Takanen, A., Demott, J. D., Miller, C., & Kettunen, A.. Fuzzing for software security testing and quality assurance. 2018. Artech House.
Xie X, Ma L, Juefei-Xu F, Chen H, Xue M, Li B, et al. Coverage-guided fuzzing for deep neural networks. arXiv preprint arXiv:1809.01266, 3; 2018.
Liang H, Jiang L, Ai L, Wei J. Sequence Directed Hybrid Fuzzing. In: 2020 IEEE 27th International Conference on Software Analysis, Evolution and Reengineering (SANER): IEEE; 2020. p. 127–37.
King TM, Arbon J, Santiago D, Adamo D, Chin W, Shanmugam R. AI for testing today and tomorrow: industry perspectives. In: 2019 IEEE International Conference On Artificial Intelligence Testing (AITest): IEEE; 2019. p. 81–8.
Hourani H, Hammad A, Lafi M. The impact of artificial intelligence on software testing. In: 2019 IEEE Jordan International Joint Conference on Electrical Engineering and Information Technology (JEEIT). Jordan: IEEE; 2019. p. 565–70.
Filieri A, Hoffmann H, Maggio M. Automated multi-objective control for self-adaptive software design. In: Proceedings of the 2015 10th Joint Meeting on Foundations of Software Engineering. Bergamo; 2015. p. 13–24.
Suresh SS, Naidu MM, Kiran SA, Tathawade P. Design pattern recommendation system: a methodology, data model and algorithms. ICCTAI'2011; 2011.
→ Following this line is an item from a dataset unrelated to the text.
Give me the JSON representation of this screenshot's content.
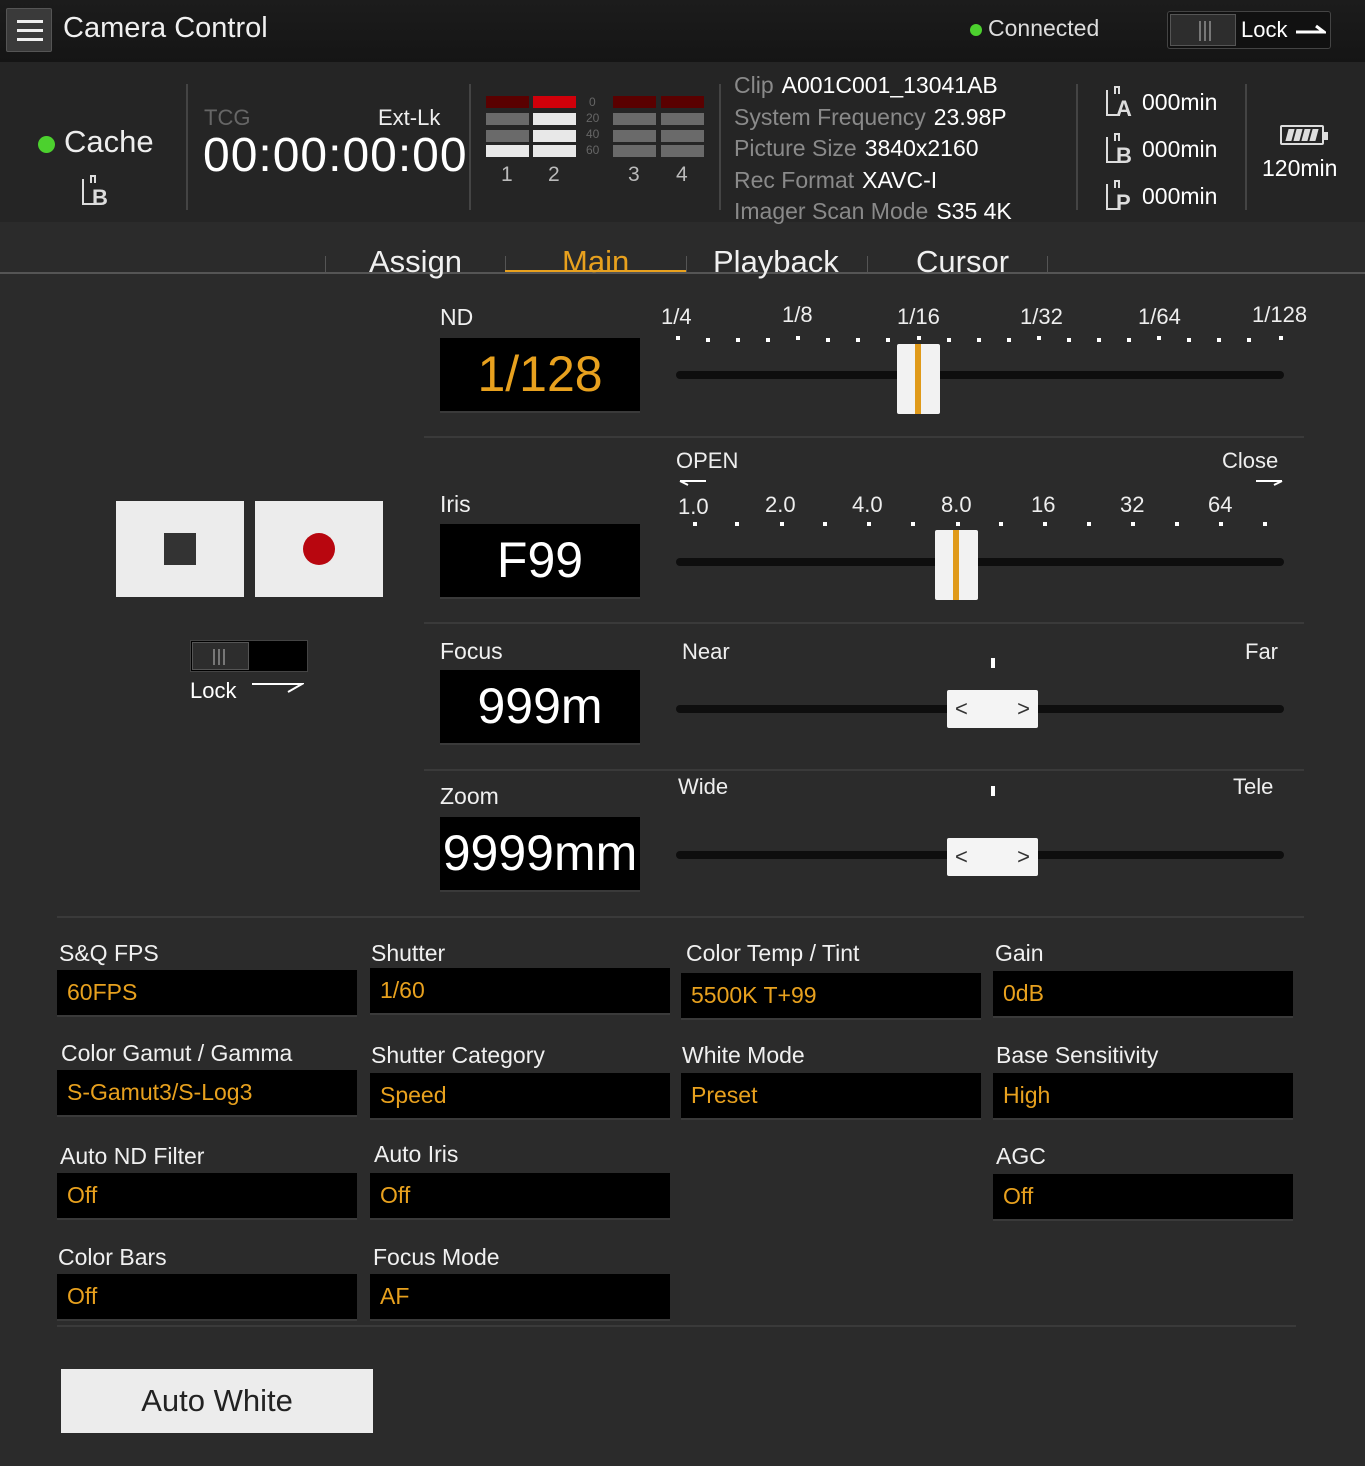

Alhusain S, Coupland S, John R, Kavanagh M. Towards machine learning based design pattern recognition. In: 2013 13th UK Workshop on Computational Intelligence (UKCI): IEEE; 2013. p. 244–51.
Van Hoorn A, Frey S, Goerigk W, Hasselbring W, Knoche H, Köster S, Wittmüss N. DynaMod project. Lübeck: Dynamic analysis for model-driven software modernization; 2011.
Adebiyi A, Arreymbi J, Imafidon C. Security assessment of software design using neural network. arXiv preprint. arXiv. 2013;1303:2017.
Davis J, Hoffert J, Vanlandingham E. A taxonomy of artificial intelligence approaches for adaptive distributed real-time embedded systems. In: 2016 IEEE International Conference on Electro Information Technology (EIT): IEEE; 2016. p. 0233–8.
Art-DCGAN; 2020. Retrieved from: https://github.com/robbiebarrat/art-DCGAN. Access on July 11 2020.
The authors declare that they have no competing interests.
Springer Nature remains neutral with regard to jurisdictional claims in published maps and institutional affiliations.
Potential applications of Artificial Intelligence for enhancing the efficiency of classical Software Engineering
About this article
Cite this article
Barenkamp, M., Rebstadt, J. & Thomas, O. Applications of AI in classical software engineering. AI Perspect 2, 1 (2020). https://doi.org/10.1186/s42467-020-00005-4
- Software engineering
- Artificial intelligence
- Machine learning
- Deep learning
- Pattern recognition
- Neural networks